━━ INFORMATION GIVEN ━━
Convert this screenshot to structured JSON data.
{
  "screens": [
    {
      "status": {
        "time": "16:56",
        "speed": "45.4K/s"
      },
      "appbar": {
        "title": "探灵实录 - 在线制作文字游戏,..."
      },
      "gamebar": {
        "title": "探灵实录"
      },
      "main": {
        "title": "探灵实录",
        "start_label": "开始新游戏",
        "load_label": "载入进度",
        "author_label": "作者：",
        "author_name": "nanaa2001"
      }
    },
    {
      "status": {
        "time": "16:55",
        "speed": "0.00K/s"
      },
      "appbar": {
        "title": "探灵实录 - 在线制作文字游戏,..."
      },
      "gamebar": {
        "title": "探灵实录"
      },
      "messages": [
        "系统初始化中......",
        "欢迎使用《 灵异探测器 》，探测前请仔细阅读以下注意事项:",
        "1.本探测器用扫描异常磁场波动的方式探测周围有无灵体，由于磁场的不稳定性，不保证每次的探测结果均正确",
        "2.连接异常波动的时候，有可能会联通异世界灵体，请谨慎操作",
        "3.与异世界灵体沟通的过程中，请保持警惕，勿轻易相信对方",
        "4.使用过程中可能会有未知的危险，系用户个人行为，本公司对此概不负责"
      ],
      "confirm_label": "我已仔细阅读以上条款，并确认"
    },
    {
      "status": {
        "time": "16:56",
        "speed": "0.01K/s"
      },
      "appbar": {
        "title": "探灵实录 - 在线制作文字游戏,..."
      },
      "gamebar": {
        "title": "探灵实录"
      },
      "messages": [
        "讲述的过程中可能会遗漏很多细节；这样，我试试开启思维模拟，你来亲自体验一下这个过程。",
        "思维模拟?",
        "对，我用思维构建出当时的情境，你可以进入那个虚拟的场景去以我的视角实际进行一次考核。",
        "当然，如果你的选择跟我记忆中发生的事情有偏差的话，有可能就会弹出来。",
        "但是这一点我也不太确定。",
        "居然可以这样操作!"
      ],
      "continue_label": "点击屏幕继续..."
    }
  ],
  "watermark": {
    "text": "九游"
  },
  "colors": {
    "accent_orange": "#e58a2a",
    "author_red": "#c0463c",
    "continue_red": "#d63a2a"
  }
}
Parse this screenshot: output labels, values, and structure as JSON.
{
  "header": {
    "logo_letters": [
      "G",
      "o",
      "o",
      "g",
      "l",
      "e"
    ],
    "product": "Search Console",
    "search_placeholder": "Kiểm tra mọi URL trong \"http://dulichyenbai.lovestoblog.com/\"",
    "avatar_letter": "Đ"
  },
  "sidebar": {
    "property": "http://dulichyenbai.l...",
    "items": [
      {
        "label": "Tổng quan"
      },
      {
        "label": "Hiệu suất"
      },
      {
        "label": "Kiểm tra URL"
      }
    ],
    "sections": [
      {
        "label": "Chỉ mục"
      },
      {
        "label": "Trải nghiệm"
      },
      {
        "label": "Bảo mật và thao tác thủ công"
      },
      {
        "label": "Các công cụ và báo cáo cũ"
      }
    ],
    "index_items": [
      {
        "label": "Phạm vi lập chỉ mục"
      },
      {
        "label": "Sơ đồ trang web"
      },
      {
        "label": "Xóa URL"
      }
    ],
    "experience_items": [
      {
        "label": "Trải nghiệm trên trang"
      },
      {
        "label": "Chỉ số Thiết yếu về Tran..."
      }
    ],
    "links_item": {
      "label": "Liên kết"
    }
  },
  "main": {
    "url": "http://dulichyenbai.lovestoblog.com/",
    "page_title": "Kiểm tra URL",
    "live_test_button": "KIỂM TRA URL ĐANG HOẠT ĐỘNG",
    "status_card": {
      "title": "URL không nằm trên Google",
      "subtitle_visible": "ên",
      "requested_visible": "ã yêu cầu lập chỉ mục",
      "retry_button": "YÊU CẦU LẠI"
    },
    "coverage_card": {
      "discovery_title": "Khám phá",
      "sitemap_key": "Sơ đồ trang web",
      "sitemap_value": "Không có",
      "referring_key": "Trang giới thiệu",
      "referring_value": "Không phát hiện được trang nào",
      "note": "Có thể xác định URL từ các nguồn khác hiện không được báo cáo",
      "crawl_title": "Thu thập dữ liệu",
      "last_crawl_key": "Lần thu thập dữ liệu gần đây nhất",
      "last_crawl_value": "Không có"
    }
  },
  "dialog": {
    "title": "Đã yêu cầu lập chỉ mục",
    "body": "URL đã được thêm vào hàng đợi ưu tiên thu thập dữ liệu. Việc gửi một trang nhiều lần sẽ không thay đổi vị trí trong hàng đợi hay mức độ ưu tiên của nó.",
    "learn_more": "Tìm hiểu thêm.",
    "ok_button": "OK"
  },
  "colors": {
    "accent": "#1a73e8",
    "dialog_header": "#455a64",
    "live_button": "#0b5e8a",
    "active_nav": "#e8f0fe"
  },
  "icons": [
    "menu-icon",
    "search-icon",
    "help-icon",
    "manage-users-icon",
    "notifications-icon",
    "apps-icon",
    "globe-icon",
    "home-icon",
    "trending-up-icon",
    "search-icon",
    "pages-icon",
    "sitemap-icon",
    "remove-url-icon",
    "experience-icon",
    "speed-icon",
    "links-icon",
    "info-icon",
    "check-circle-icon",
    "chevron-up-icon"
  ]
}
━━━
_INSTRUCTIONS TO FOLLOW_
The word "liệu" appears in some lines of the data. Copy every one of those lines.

_SOLVED EXERCISE_
      "crawl_title": "Thu thập dữ liệu",
      "last_crawl_key": "Lần thu thập dữ liệu gần đây nhất",
    "body": "URL đã được thêm vào hàng đợi ưu tiên thu thập dữ liệu. Việc gửi một trang nhiều lần sẽ không thay đổi vị trí trong hàng đợi hay mức độ ưu tiên của nó.",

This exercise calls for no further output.